(Beginning of INFORMATION GIVEN)
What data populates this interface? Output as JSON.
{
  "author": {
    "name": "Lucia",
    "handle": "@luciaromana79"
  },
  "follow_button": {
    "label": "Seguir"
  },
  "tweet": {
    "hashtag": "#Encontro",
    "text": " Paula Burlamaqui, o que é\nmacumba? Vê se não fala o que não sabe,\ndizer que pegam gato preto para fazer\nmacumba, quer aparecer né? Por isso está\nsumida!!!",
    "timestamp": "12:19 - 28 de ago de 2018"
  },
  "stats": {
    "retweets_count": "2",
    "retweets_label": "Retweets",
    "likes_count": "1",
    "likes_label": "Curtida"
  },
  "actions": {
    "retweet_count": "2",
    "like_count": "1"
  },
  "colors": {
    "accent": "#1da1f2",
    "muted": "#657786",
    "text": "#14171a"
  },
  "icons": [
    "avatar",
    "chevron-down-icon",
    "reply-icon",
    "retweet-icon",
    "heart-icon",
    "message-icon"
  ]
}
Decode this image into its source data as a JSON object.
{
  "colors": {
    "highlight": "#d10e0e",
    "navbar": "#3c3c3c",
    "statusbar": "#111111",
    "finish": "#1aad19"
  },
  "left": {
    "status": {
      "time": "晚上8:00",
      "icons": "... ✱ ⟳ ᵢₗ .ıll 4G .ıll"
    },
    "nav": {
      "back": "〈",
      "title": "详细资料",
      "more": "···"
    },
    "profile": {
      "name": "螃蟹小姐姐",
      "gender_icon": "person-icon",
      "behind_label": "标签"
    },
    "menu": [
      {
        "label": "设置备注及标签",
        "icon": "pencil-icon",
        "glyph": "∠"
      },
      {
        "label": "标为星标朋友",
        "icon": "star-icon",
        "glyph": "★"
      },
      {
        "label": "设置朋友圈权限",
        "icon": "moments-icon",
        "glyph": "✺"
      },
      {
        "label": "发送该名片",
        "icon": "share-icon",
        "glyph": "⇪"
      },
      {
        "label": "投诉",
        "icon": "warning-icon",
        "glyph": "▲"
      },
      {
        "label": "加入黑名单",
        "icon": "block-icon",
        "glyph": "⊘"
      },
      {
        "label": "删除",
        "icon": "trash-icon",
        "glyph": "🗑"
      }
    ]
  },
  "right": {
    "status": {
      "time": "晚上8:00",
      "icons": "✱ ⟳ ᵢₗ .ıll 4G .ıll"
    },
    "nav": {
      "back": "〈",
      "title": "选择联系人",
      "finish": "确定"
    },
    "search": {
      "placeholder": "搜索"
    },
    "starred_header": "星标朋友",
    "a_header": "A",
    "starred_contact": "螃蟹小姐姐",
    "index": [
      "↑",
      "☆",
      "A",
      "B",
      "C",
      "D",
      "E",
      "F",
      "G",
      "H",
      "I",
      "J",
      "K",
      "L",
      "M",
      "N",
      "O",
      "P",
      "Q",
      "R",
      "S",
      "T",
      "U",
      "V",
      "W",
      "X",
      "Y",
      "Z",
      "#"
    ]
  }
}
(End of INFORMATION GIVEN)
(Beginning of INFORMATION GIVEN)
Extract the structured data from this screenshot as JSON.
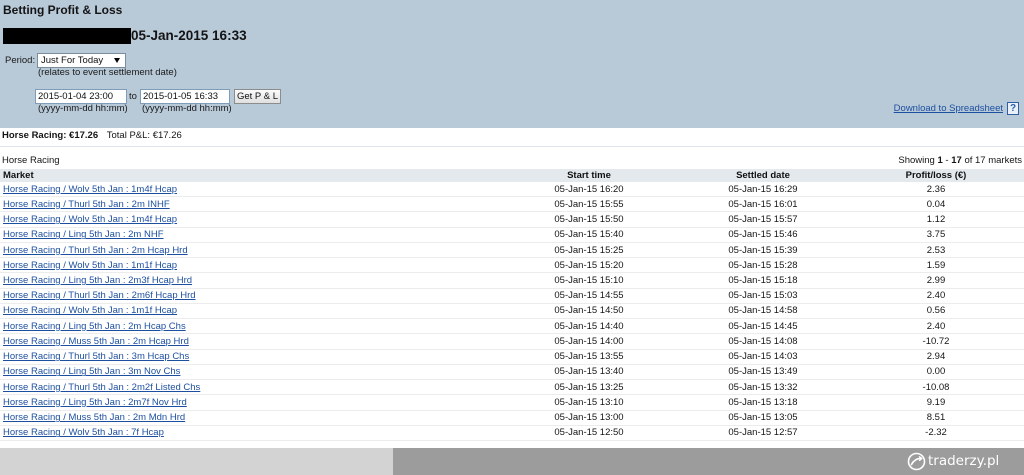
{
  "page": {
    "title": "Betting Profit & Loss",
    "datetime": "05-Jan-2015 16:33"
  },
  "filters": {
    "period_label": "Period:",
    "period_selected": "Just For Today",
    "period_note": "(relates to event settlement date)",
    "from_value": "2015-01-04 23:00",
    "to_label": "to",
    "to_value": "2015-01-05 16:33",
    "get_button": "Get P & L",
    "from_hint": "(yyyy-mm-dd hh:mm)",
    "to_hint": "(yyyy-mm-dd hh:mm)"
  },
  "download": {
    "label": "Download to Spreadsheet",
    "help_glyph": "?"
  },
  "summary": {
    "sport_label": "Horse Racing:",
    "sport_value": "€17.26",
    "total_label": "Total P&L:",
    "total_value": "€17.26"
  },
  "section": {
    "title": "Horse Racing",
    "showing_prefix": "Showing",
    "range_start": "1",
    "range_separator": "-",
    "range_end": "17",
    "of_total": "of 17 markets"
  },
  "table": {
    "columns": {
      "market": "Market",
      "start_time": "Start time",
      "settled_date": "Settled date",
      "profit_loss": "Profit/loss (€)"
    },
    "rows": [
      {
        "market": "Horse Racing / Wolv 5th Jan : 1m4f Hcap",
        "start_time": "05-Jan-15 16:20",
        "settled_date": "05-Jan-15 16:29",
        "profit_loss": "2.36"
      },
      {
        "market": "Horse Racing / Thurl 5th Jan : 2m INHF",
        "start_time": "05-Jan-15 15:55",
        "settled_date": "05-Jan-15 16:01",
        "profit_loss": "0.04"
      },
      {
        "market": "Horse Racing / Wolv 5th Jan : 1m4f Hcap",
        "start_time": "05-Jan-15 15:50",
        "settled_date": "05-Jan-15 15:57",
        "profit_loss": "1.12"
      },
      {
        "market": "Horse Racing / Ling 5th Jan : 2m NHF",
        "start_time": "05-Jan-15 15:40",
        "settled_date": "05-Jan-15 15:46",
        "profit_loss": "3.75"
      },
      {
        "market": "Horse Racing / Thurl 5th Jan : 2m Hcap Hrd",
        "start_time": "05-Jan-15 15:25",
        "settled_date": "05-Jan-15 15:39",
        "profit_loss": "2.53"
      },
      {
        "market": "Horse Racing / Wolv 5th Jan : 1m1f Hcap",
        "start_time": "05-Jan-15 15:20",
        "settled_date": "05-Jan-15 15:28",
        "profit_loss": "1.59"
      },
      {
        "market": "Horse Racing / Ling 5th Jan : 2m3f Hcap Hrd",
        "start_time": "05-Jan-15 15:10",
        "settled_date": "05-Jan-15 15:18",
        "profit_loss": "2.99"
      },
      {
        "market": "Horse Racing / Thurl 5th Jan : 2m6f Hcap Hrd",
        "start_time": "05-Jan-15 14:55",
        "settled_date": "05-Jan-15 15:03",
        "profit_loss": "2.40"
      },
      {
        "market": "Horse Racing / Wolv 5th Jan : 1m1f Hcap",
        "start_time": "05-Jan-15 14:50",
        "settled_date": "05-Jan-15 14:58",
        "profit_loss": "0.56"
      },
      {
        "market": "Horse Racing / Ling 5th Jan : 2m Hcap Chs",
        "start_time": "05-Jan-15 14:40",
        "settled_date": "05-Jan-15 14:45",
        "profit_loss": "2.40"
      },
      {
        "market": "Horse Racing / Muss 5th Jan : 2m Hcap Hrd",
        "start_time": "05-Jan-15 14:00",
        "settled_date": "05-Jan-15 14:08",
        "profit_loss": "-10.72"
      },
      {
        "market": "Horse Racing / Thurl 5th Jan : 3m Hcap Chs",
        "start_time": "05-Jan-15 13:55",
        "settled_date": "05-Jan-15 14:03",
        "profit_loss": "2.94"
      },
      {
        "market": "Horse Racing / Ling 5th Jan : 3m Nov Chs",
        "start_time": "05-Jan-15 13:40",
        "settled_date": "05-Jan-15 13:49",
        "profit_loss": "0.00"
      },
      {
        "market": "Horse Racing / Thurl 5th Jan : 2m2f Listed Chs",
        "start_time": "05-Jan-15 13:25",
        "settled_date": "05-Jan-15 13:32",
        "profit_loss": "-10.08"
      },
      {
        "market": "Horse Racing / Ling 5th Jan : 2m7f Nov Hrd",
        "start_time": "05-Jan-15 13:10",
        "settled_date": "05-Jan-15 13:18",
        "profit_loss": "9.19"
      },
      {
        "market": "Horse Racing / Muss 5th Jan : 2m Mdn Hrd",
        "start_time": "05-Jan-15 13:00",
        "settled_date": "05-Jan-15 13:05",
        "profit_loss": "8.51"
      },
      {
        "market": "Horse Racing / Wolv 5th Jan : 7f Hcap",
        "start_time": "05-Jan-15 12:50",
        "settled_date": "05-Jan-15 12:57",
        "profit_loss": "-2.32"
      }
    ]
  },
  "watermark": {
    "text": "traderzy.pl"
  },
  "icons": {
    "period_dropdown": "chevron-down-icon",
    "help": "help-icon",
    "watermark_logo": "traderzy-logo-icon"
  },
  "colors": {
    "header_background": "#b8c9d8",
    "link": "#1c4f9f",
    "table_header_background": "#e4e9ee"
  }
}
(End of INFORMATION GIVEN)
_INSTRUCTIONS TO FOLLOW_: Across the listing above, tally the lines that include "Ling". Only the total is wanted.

_RESPONSE BOX_: 5